Rain cascaded down the window, little rivers constantly running into and through each other. The wind blew a gale, sending the trees raging and the rain horizontal and while all this was happening, Casey Jenkins sat quietly in the corner, oblivious to the world and the lesson taking place in front of her, locked inside her own head.
Her mind whirled like the storm outside, thinking of a million things at once, never settling on one for more than a moment. She could barely figure out what her next thought would be, let alone what was going on in the classroom around her.
What was the point of all this? Life, existence, and every single day – it all seemed so useless. Every day was the same, the same routine, the same thing. Every single fucking day. She wanted something more, something to live for; something to give her a break from the repetitiveness of existence; something to give her a reason to get up every morning.
"Ms Jenkins, are you with us?" The harsh voice of Casey's teacher broke through her angst. Casey looked up at the old lady, an uncontrollable look of dislike breaking across her face. The teacher was old, her voice croaky and high pitched – like a fairytale princess who smoked too much as a child. Her hair blonde, triangle shaped and wiry, with her roots showing the age she was trying to hide.

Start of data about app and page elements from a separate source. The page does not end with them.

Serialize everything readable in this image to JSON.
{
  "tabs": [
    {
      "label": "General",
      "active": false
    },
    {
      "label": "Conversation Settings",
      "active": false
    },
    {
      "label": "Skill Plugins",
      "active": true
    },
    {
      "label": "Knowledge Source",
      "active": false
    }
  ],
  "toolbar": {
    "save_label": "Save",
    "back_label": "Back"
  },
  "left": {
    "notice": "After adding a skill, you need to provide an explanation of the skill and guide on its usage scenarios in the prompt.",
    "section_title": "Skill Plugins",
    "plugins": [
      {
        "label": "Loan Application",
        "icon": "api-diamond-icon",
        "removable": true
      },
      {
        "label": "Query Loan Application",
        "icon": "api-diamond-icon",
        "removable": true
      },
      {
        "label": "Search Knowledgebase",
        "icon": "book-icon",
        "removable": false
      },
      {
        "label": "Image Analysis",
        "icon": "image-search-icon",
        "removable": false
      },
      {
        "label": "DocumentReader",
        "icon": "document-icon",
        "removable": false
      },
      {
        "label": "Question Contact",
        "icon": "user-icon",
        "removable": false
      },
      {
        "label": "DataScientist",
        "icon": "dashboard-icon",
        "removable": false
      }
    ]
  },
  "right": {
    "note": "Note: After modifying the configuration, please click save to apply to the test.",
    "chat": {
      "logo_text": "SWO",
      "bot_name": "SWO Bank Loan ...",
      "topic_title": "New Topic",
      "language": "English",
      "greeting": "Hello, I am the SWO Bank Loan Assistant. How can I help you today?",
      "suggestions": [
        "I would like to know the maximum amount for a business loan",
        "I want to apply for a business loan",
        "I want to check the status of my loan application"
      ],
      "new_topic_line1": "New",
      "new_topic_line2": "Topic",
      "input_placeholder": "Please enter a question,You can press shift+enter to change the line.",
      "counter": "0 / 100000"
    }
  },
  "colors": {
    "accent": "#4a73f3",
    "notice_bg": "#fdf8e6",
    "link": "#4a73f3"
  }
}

"Why no 'mam, I'm not…" Casey replied, staring absently out the window.
"Well then Ms Jenkins, shall we continue this lesson at a more convenient time for you?"
Casey could barely stop herself from laughing. What did the teacher expect her to say: Why yes 'mam that would be fantastic, hows Tuesday?
"No Miss I'll just pay more attention now…" Casey's voice trailed off as she spoke. The teacher looked down at her and shook her head sadly. Casey was brighter than she gave herself credit for, she thought, and now she was letting it all go to waste.
Casey returned her gaze to the window. As far as the eye could see, stretched high-rise apartments, Seven/Elevens and clogged streets. The smog was barely visible today, but you knew it was there, hiding just out of sight, ready to spring back up when you thought it was safe. The one break from the grey on grey whitewash of the city was a small park next to the school, only visible from this classroom. Casey watched the swings flying back and forward, possessed by a crazy teenager. There was no movement in the park, apart from that caused by the wind, and for some reason, that made her want to cry.
Then she focussed more on the lone tree that stood solidly in the middle of the green.
A boy appeared, hanging from the tree, before the raging leaves blocked him from view. On a second glance, however, he was back, swinging upside down from the branches, oblivious to the storm.
Casey smiled. For the first time in as long as she could remember, a grin broke out onto her face and she couldn't stop it. It was like watching a Japanese game show – you don't understand it but it's in that uncertainty that you can appreciate it. She couldn't understand why someone would be hanging upside down from a tree in the middle of the storm, but that's why she liked it.
"Miss Jenkins, are you feeling alright?" The teacher's harsh voice once again broke through her reverie.
Casey snapped her gaze to the front, the smile instantly falling away. "Yes 'mam, I'm perfectly fine"
The teacher held her gaze for a moment longer, peering at Casey suspiciously from over her glasses, before turning back to the board.
Casey peered out the window again, watching the boy as he flipped from his position in the tree to the ground, then went and sat in the middle of the bench. And there he sat, seemingly unaware of the pouring rain around him, as it soaked his clothes, his hair, his very being. She watched as he was everything he was to the eye, just fall away. That was when Casey knew she had to go and talk to him.
She stood up quickly, without thinking, to the general amusement of everyone in her class. The teacher gave her a teachery 'what in the world do you think you're doing?' look. Casey quickly murmured her apologies and sat down again, staring straight back out the window.
The boy was gone, the storm kept blowing, and once again Casey Jenkins was back inside her own head, oblivious to it all.